Toronto Review: Brian Goodman's What Doesn't Kill You
by Alex Billington
September 15, 2008
Everyone knows the age old saying that what doesn't kill you only makes you stronger. In this film, that's the unquestionable truth for South Boston thug Brian (Mark Ruffalo) and his friend Paulie (Ethan Hawke), who grew up stealing and bullying fellow locals for cash. Now he's got a wife and two kids and is still making his money in dishonest ways. What Doesn't Kill You unfortunately isn't the next Departed or Gone Baby Gone, but it's another fine film in the on-going South Boston chronicles. First-time writer/director Brian Goodman pulls together quite a few great elements in the film, from the acting to the score, but it's in dire need of a script rewrite and editing overhaul before it can be called a true gem.

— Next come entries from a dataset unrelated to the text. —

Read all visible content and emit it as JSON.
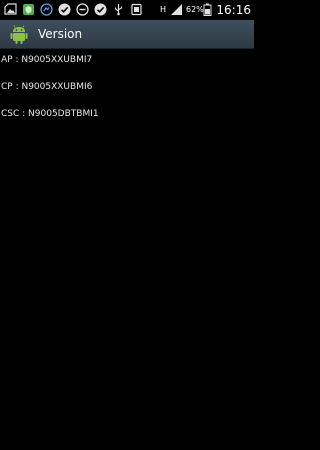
{
  "status_bar": {
    "network_type": "H",
    "battery_percent": "62%",
    "time": "16:16",
    "icons": [
      "gallery-icon",
      "security-shield-icon",
      "messenger-icon",
      "check-circle-icon",
      "do-not-disturb-icon",
      "download-check-icon",
      "usb-icon",
      "screenshot-icon",
      "vibrate-icon",
      "signal-icon",
      "battery-icon"
    ]
  },
  "action_bar": {
    "title": "Version",
    "icon": "android-icon",
    "accent_color": "#3a4956"
  },
  "versions": [
    {
      "label": "AP",
      "value": "N9005XXUBMI7",
      "text": "AP : N9005XXUBMI7"
    },
    {
      "label": "CP",
      "value": "N9005XXUBMI6",
      "text": "CP : N9005XXUBMI6"
    },
    {
      "label": "CSC",
      "value": "N9005DBTBMI1",
      "text": "CSC : N9005DBTBMI1"
    }
  ]
}
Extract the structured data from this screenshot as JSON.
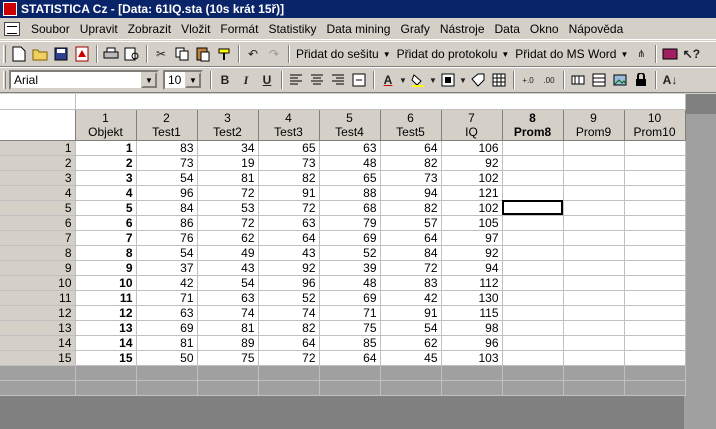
{
  "window": {
    "title": "STATISTICA Cz - [Data: 61IQ.sta (10s krát 15ř)]"
  },
  "menu": {
    "items": [
      {
        "label": "Soubor"
      },
      {
        "label": "Upravit"
      },
      {
        "label": "Zobrazit"
      },
      {
        "label": "Vložit"
      },
      {
        "label": "Formát"
      },
      {
        "label": "Statistiky"
      },
      {
        "label": "Data mining"
      },
      {
        "label": "Grafy"
      },
      {
        "label": "Nástroje"
      },
      {
        "label": "Data"
      },
      {
        "label": "Okno"
      },
      {
        "label": "Nápověda"
      }
    ]
  },
  "toolbar": {
    "add_to_workbook": "Přidat do sešitu",
    "add_to_report": "Přidat do protokolu",
    "add_to_word": "Přidat do MS Word"
  },
  "format_bar": {
    "font": "Arial",
    "size": "10",
    "bold": "B",
    "italic": "I",
    "underline": "U"
  },
  "spreadsheet": {
    "columns": [
      {
        "num": "1",
        "name": "Objekt",
        "bold": false
      },
      {
        "num": "2",
        "name": "Test1",
        "bold": false
      },
      {
        "num": "3",
        "name": "Test2",
        "bold": false
      },
      {
        "num": "4",
        "name": "Test3",
        "bold": false
      },
      {
        "num": "5",
        "name": "Test4",
        "bold": false
      },
      {
        "num": "6",
        "name": "Test5",
        "bold": false
      },
      {
        "num": "7",
        "name": "IQ",
        "bold": false
      },
      {
        "num": "8",
        "name": "Prom8",
        "bold": true
      },
      {
        "num": "9",
        "name": "Prom9",
        "bold": false
      },
      {
        "num": "10",
        "name": "Prom10",
        "bold": false
      }
    ],
    "rows": [
      {
        "n": "1",
        "v": [
          "1",
          "83",
          "34",
          "65",
          "63",
          "64",
          "106"
        ]
      },
      {
        "n": "2",
        "v": [
          "2",
          "73",
          "19",
          "73",
          "48",
          "82",
          "92"
        ]
      },
      {
        "n": "3",
        "v": [
          "3",
          "54",
          "81",
          "82",
          "65",
          "73",
          "102"
        ]
      },
      {
        "n": "4",
        "v": [
          "4",
          "96",
          "72",
          "91",
          "88",
          "94",
          "121"
        ]
      },
      {
        "n": "5",
        "v": [
          "5",
          "84",
          "53",
          "72",
          "68",
          "82",
          "102"
        ]
      },
      {
        "n": "6",
        "v": [
          "6",
          "86",
          "72",
          "63",
          "79",
          "57",
          "105"
        ]
      },
      {
        "n": "7",
        "v": [
          "7",
          "76",
          "62",
          "64",
          "69",
          "64",
          "97"
        ]
      },
      {
        "n": "8",
        "v": [
          "8",
          "54",
          "49",
          "43",
          "52",
          "84",
          "92"
        ]
      },
      {
        "n": "9",
        "v": [
          "9",
          "37",
          "43",
          "92",
          "39",
          "72",
          "94"
        ]
      },
      {
        "n": "10",
        "v": [
          "10",
          "42",
          "54",
          "96",
          "48",
          "83",
          "112"
        ]
      },
      {
        "n": "11",
        "v": [
          "11",
          "71",
          "63",
          "52",
          "69",
          "42",
          "130"
        ]
      },
      {
        "n": "12",
        "v": [
          "12",
          "63",
          "74",
          "74",
          "71",
          "91",
          "115"
        ]
      },
      {
        "n": "13",
        "v": [
          "13",
          "69",
          "81",
          "82",
          "75",
          "54",
          "98"
        ]
      },
      {
        "n": "14",
        "v": [
          "14",
          "81",
          "89",
          "64",
          "85",
          "62",
          "96"
        ]
      },
      {
        "n": "15",
        "v": [
          "15",
          "50",
          "75",
          "72",
          "64",
          "45",
          "103"
        ]
      }
    ],
    "active_cell": {
      "row": 5,
      "col": 8
    }
  },
  "colors": {
    "titlebar": "#0a246a",
    "chrome": "#d4d0c8"
  }
}
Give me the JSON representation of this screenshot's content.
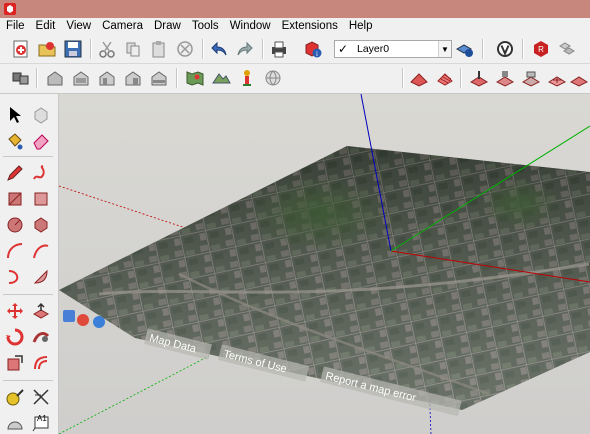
{
  "menubar": {
    "items": [
      {
        "label": "File"
      },
      {
        "label": "Edit"
      },
      {
        "label": "View"
      },
      {
        "label": "Camera"
      },
      {
        "label": "Draw"
      },
      {
        "label": "Tools"
      },
      {
        "label": "Window"
      },
      {
        "label": "Extensions"
      },
      {
        "label": "Help"
      }
    ]
  },
  "layer": {
    "current": "Layer0"
  },
  "map_overlay": {
    "map_data": "Map Data",
    "terms": "Terms of Use",
    "report": "Report a map error"
  },
  "left_toolbar": {
    "text_tool_label": "A1"
  },
  "colors": {
    "titlebar": "#c7877c",
    "axis_red": "#c00000",
    "axis_green": "#00b000",
    "axis_blue": "#0000c0",
    "sky": "#d7d6d1"
  }
}
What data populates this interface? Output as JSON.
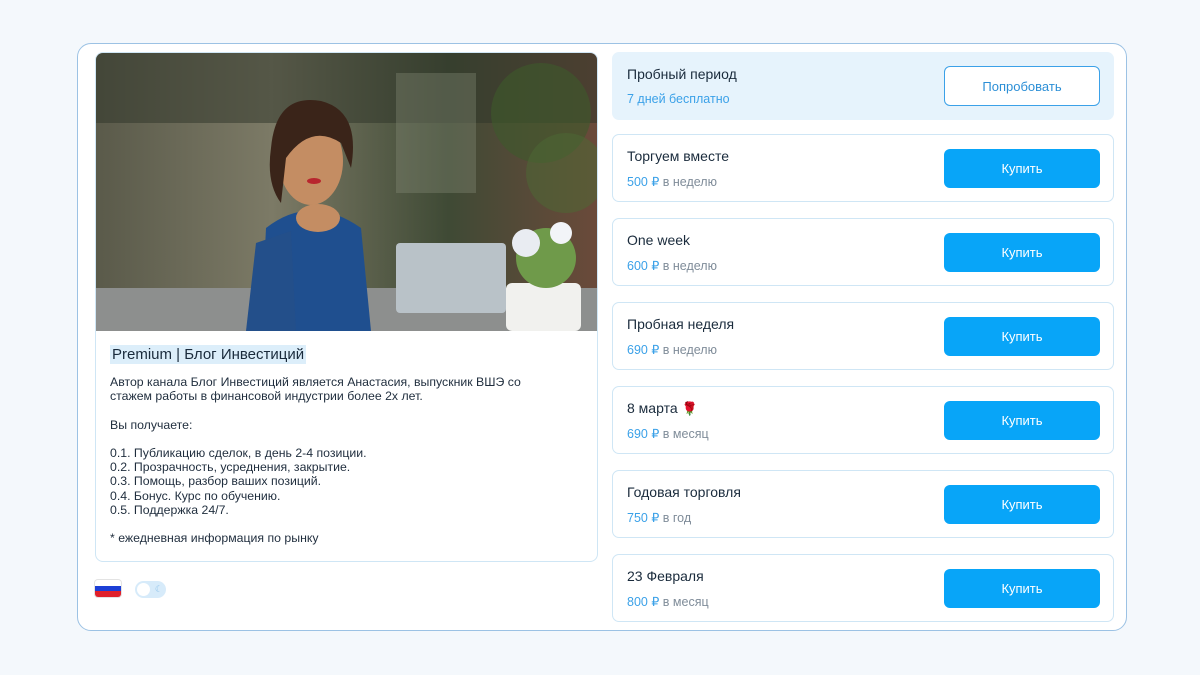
{
  "channel": {
    "title": "Premium | Блог Инвестиций",
    "description": "Автор канала Блог Инвестиций является Анастасия, выпускник ВШЭ со\nстажем работы в финансовой индустрии более 2х лет.\n\nВы получаете:\n\n0.1. Публикацию сделок, в день 2-4 позиции.\n0.2. Прозрачность, усреднения, закрытие.\n0.3. Помощь, разбор ваших позиций.\n0.4. Бонус. Курс по обучению.\n0.5. Поддержка 24/7.\n\n* ежедневная информация по рынку",
    "photo_icon": "woman-at-laptop-photo"
  },
  "language": {
    "flag_icon": "russia-flag-icon",
    "colors": [
      "#ffffff",
      "#1c3fd6",
      "#e0202b"
    ]
  },
  "theme_toggle": {
    "icon": "moon-icon",
    "state": "off"
  },
  "trial": {
    "name": "Пробный период",
    "subtitle": "7 дней бесплатно",
    "button": "Попробовать"
  },
  "plans": [
    {
      "name": "Торгуем вместе",
      "price": "500 ₽",
      "period": "в неделю",
      "button": "Купить"
    },
    {
      "name": "One week",
      "price": "600 ₽",
      "period": "в неделю",
      "button": "Купить"
    },
    {
      "name": "Пробная неделя",
      "price": "690 ₽",
      "period": "в неделю",
      "button": "Купить"
    },
    {
      "name": "8 марта",
      "emoji": "🌹",
      "price": "690 ₽",
      "period": "в месяц",
      "button": "Купить"
    },
    {
      "name": "Годовая торговля",
      "price": "750 ₽",
      "period": "в год",
      "button": "Купить"
    },
    {
      "name": "23 Февраля",
      "price": "800 ₽",
      "period": "в месяц",
      "button": "Купить"
    }
  ],
  "colors": {
    "accent": "#08a5f8",
    "price": "#3ba1e8",
    "trial_bg": "#e6f3fc",
    "border": "#cfe6f5"
  }
}
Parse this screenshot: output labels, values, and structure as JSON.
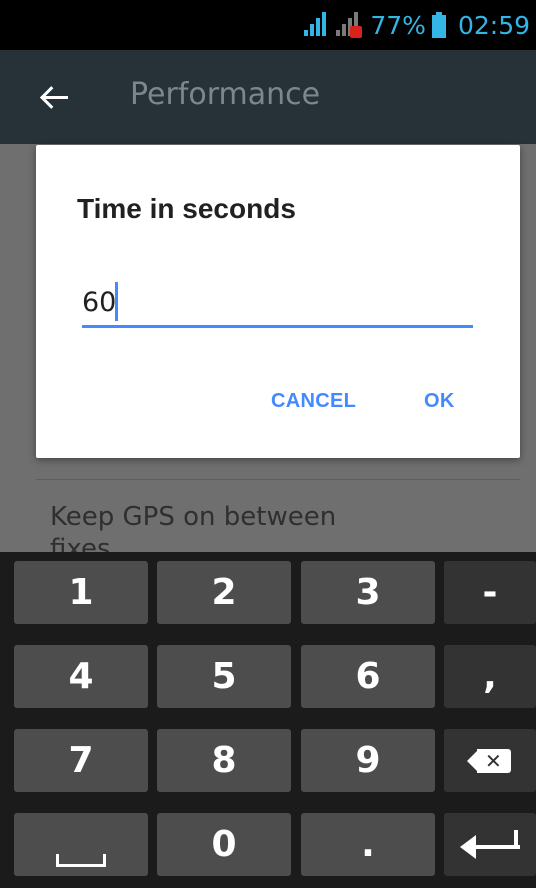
{
  "status_bar": {
    "battery_percent": "77%",
    "time": "02:59",
    "icons": [
      "cell-signal-icon",
      "cell-signal-edge-icon",
      "battery-icon"
    ]
  },
  "app_bar": {
    "title": "Performance",
    "back_icon": "arrow-back-icon"
  },
  "background_pref": {
    "title": "Keep GPS on between fixes"
  },
  "dialog": {
    "title": "Time in seconds",
    "input_value": "60",
    "cancel_label": "CANCEL",
    "ok_label": "OK",
    "accent_color": "#448aff"
  },
  "keyboard": {
    "row1": [
      "1",
      "2",
      "3",
      "-"
    ],
    "row2": [
      "4",
      "5",
      "6",
      ","
    ],
    "row3": [
      "7",
      "8",
      "9"
    ],
    "row4": [
      "0",
      "."
    ],
    "special_icons": [
      "backspace-icon",
      "space-icon",
      "enter-icon"
    ]
  }
}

What Doesn't Kill You is the story of two South Boston thugs told from the other side for once. Brian's partner in crime is his best friend Paulie, who seems to lack any moral compass and bullies cops and elders alike. When Brian borders on the edge of making a smart decision for once, it's Paulie who pulls him back down. Detective Moran (Donnie Wahlberg) has been on the tail of the two for a while and finally catches them off guard and books them both for five years. When Brian finally gets out of prison, he starts trying to live a clean life, starting by patching up his relationship with his wife (Amanda Peet) and two kids. But when Paulie gets out and Brian is struggling to find a job, it's back to the thug life they know best.
Over the last few years I've gained a certain knack for South Boston films about gangsters, thugs, and cops, and was delighted to discover yet another quality film set in that snowy neighborhood. What Doesn't Kill You has a great cast, an amazing score compliments of Alex Wurman, and a story that builds to an impressive finish by the end, but it's not another personal favorite. Like a raw diamond, this needs quite a bit of polishing before the great film within it shows up. I know it's in there, Goodman just needs to go back into the editing room for a few months, re-master the audio and dialogue, throw in some ADR, and spend some time editing the rather rough first half of the film, but once he does he'll have a solid hit on his hands.
As time has passed and I've been able to think further about the film, its grown on me more, but that might just be because I loved seeing another South Boston story, this time from the side of the thugs. This is definitely Mark Ruffalo's year, as he proves in this yet again that he's a phenomenal actor, but he deserves to be in the spotlight more for The Brothers Bloom than What Doesn't Kill You. On the other hand, Ethan Hawke was the weak link, delivering a rather meek performance when he could've done so much better. What Doesn't Kill You is certainly a film that I suggest those looking for great dramas should seek out, but don't expect the next big Oscar winner... yet. Maybe with some editing, Goodman can turn it into one.
Toronto Rating: 6.5 out of 10